WHAT TO DO:
Could you print each entry below verbatim while omitting the pictures?

====

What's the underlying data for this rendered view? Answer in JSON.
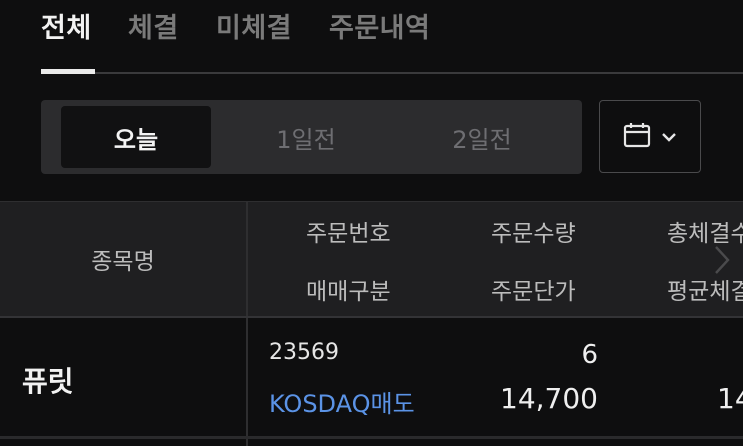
{
  "tabs": [
    {
      "label": "전체",
      "active": true
    },
    {
      "label": "체결",
      "active": false
    },
    {
      "label": "미체결",
      "active": false
    },
    {
      "label": "주문내역",
      "active": false
    }
  ],
  "date_filter": {
    "options": [
      {
        "label": "오늘",
        "active": true
      },
      {
        "label": "1일전",
        "active": false
      },
      {
        "label": "2일전",
        "active": false
      }
    ],
    "calendar_icon": "calendar-icon",
    "dropdown_icon": "chevron-down-icon"
  },
  "table": {
    "headers": {
      "stock_name": "종목명",
      "order_no": "주문번호",
      "trade_type": "매매구분",
      "order_qty": "주문수량",
      "order_price": "주문단가",
      "total_filled_partial": "총체결수",
      "avg_filled_partial": "평균체결"
    },
    "scroll_icon": "chevron-right-icon",
    "rows": [
      {
        "stock_name": "퓨릿",
        "order_no": "23569",
        "trade_type": "KOSDAQ매도",
        "order_qty": "6",
        "order_price": "14,700",
        "avg_filled_partial": "14"
      }
    ]
  },
  "colors": {
    "background": "#0e0e0f",
    "accent_blue": "#5b93e6",
    "header_bg": "#1f1f21"
  }
}
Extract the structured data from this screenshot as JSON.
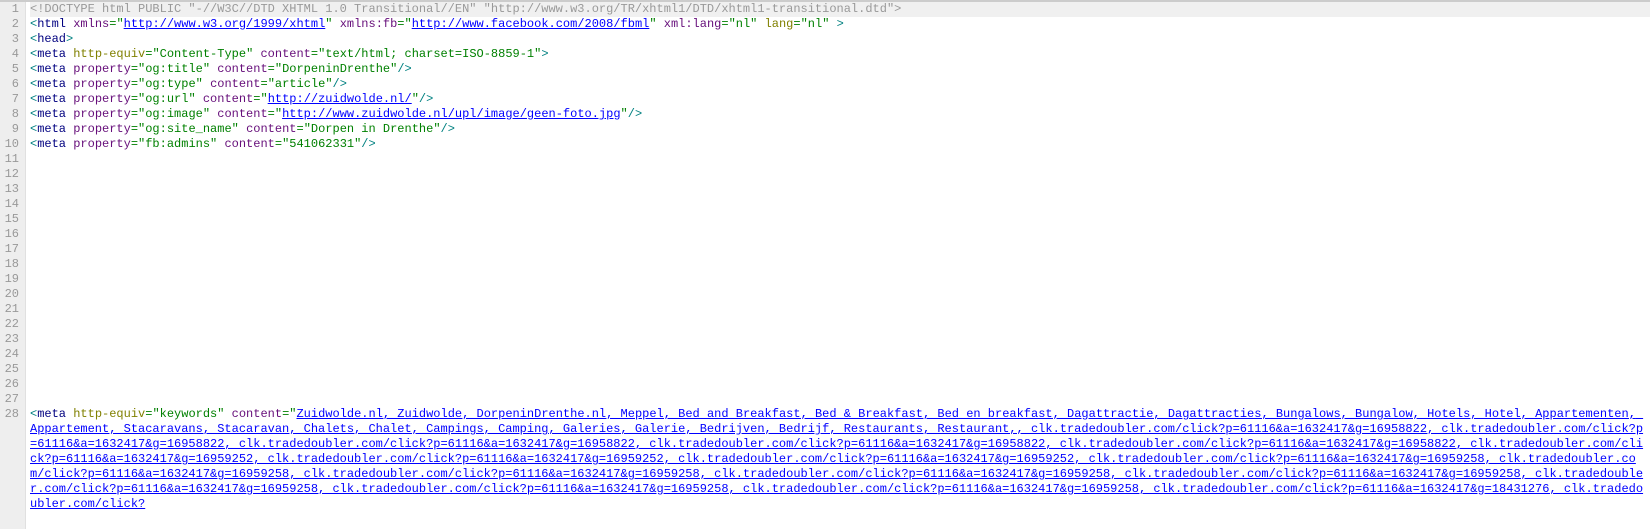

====

RESULT OF THIS EXERCISE:
What's the underlying data for this rendered view? Answer in JSON.
{
  "tabs": [
    {
      "label": "전체",
      "active": true
    },
    {
      "label": "체결",
      "active": false
    },
    {
      "label": "미체결",
      "active": false
    },
    {
      "label": "주문내역",
      "active": false
    }
  ],
  "date_filter": {
    "options": [
      {
        "label": "오늘",
        "active": true
      },
      {
        "label": "1일전",
        "active": false
      },
      {
        "label": "2일전",
        "active": false
      }
    ],
    "calendar_icon": "calendar-icon",
    "dropdown_icon": "chevron-down-icon"
  },
  "table": {
    "headers": {
      "stock_name": "종목명",
      "order_no": "주문번호",
      "trade_type": "매매구분",
      "order_qty": "주문수량",
      "order_price": "주문단가",
      "total_filled_partial": "총체결수",
      "avg_filled_partial": "평균체결"
    },
    "scroll_icon": "chevron-right-icon",
    "rows": [
      {
        "stock_name": "퓨릿",
        "order_no": "23569",
        "trade_type": "KOSDAQ매도",
        "order_qty": "6",
        "order_price": "14,700",
        "avg_filled_partial": "14"
      }
    ]
  },
  "colors": {
    "background": "#0e0e0f",
    "accent_blue": "#5b93e6",
    "header_bg": "#1f1f21"
  }
}
Extract the structured data from this screenshot as JSON.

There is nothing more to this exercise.